Judy: First of all, I enjoy not living in a sub-division cul-de-sac somewhere. We enjoy living in a diverse neighborhood where not everyone looks, acts, or thinks the same. The mixture of lifestyles, races, and ages is something we value. We like it. Then there's the proximity to everything. We're no more than 20 minutes away from anything worth going to, or less. It takes me 5 minutes to get to work.
John: I think we just enjoy living a city lifestyle.
Moving forward, how do you see the neighborhood evolving?
Judy: I have a couple thoughts on that. I think it's important that we don't repeat our mistakes of the past. SRG, the developer that built so many of the nice, new houses you see in the neighborhood today, did a great service by raising the profile of the neighborhood, building nice houses that people love, and raising the homes values in the neighborhood quite a bit. We owe them a debt of gratitude for that. But I feel that they also made some new home buyers false promises, and sort of sold them a bill of goods. They didn't really tell them that the neighborhood still had significant growing pains to go through. It was the at the top of the housing bubble though, and they were selling like hotcakes. No one took the time to explain that things don't change overnight, and that there is still work to be done. That's just the way I see it. There aren't very many early SRG homeowners left in the neighborhood, which speaks to this point I think.
But moving forward, I think we're seeing new homeowners now that get it. Of course things have progressed since then, but I think they want to be apart of the process and understand that it's not overnight transformation.
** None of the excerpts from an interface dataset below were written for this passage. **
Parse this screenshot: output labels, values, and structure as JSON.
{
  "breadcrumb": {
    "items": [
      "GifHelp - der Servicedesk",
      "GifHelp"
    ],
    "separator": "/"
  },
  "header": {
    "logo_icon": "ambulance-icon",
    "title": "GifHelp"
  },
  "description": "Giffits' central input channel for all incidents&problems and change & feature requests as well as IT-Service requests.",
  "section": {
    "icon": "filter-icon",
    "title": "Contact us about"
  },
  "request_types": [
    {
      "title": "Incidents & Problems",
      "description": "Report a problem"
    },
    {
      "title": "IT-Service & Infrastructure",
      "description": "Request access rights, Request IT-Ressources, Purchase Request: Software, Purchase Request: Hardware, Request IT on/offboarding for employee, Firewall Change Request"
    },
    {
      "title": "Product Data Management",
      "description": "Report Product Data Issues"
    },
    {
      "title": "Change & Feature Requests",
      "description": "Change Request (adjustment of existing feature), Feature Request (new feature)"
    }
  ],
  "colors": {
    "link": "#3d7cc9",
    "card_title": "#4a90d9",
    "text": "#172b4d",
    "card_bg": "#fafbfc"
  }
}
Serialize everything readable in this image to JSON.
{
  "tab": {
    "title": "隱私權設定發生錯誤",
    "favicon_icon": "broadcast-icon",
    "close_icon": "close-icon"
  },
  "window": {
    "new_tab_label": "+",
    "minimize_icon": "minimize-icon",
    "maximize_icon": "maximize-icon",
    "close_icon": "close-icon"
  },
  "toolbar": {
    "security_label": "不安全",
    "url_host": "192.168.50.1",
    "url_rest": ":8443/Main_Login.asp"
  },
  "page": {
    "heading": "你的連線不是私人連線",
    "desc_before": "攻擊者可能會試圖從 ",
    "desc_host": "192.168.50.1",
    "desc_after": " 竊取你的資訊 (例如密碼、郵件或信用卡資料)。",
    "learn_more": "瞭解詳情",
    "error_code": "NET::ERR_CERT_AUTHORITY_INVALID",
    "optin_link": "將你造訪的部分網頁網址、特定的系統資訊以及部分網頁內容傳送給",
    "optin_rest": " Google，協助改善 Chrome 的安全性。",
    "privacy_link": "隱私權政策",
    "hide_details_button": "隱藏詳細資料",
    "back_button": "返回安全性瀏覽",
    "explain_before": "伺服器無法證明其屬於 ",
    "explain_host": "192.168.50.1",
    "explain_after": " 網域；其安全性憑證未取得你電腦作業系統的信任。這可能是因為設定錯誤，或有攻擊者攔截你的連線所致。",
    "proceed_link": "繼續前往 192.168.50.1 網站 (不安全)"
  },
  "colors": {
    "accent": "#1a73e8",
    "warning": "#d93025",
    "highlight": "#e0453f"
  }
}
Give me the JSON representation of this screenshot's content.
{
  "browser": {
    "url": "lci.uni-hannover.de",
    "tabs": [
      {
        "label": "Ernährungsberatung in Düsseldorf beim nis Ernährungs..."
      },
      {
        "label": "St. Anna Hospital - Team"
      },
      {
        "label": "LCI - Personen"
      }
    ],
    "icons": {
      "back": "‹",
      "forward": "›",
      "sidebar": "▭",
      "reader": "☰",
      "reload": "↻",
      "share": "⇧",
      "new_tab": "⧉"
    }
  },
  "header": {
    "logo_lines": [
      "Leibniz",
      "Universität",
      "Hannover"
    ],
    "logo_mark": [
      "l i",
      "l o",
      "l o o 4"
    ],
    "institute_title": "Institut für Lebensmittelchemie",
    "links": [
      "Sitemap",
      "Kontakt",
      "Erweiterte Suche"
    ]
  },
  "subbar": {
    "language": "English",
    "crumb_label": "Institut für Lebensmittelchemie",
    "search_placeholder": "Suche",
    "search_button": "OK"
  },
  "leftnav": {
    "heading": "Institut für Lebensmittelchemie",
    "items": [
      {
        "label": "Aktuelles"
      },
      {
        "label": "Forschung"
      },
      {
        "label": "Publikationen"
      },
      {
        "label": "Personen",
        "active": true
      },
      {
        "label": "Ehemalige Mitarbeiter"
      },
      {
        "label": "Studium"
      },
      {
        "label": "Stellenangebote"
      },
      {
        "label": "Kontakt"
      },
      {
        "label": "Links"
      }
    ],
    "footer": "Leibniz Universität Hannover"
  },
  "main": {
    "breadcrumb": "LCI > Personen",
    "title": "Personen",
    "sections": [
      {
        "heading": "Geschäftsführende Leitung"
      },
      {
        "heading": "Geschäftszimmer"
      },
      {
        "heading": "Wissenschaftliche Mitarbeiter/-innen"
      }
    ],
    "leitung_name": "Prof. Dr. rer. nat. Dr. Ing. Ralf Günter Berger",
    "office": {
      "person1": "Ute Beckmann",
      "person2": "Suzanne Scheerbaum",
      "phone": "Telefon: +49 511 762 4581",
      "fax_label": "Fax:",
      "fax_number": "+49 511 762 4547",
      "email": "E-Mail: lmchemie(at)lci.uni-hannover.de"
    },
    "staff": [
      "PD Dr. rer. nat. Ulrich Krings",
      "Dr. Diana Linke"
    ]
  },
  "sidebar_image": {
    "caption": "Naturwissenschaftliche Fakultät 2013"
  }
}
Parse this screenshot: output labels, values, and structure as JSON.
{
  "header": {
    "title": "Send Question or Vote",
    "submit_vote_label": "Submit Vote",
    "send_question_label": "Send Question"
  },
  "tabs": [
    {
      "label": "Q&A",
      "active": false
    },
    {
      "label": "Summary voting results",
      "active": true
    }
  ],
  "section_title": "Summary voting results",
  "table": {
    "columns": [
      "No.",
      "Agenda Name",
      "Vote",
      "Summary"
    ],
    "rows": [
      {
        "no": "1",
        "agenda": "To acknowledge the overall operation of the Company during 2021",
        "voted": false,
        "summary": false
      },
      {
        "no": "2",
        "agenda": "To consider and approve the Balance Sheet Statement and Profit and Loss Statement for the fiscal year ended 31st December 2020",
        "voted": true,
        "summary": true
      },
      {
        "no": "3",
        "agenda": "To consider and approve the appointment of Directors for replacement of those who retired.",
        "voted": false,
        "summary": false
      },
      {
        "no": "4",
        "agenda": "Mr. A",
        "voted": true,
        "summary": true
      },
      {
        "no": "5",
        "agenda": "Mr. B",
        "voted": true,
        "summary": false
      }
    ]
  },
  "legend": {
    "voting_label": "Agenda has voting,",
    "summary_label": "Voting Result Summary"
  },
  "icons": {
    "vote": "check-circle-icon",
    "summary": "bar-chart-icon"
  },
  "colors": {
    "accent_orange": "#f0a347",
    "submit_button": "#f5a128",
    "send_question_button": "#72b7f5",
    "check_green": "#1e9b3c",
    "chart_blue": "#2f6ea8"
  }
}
People are laying down roots now. The worst is over. It was taken care of. And now the community is much more widely accessible. That’s how it is evolving, in my opinion.
John: I spend a lot of time on the front porch. I'm known as the cranky old man to some people, and that's ok. But the point is, I see a lot. It's the people that move here that make the biggest difference. The quality of neighbors is what I see continuing to rise in the future.
Do you take part in any neighborhood organizations or events?
John: I'm retired from most of that now, but I make it to a meeting every now and then. Judy is my eyes and ears for most of it now.
Judy: I've worked with SPAR (Springfield Preservation And Revitalization) and SHADCO (Sherriff's Advisory Council) for many years. I started with SHADCO even before I moved into the neighborhood. I'm the current Vice-Chair for the Springfield SHADCO now. It's is important because it connects you to the local police in your neighborhood. It opens lines of communication and produces positive results for the community. I joined SPAR a couple of years after we moved in, and although some like to stew on controversy, it's been the vital organization to the success of this neighborhood. Their connection to COJ, JSO, investors, and interested parties is invaluable. They're kind of the "catch all" for the neighborhood, and work with all sorts of people on different projects to improve the community. I'm also on the Weed & Seed committee, a federal law enforcement initiative that focuses on crime in ours and other communities around us. And of course we've done all the Home Tours, parties, and other events too through the years.
What advice would you have for someone considering a move to the Springfield Historic District?
Judy: Enjoy your home. Enjoy the neighborhood. But remember to keep vigilant. There's still a bad element out there that will take advantage of an opportunity if they see it. Get involved in making our community a better place.
John: Find a house you like and buy it. Keep it simple. Don't over think it, and for goodness sakes don't be afraid to talk to people. I see people driving around looking at houses all the time, but few actually make the effort to talk to residents already living there. If you see me sitting on the front porch, say "Hello". Everyone is happy to talk to visitors about the neighborhood.
And most importantly, Go Patriots!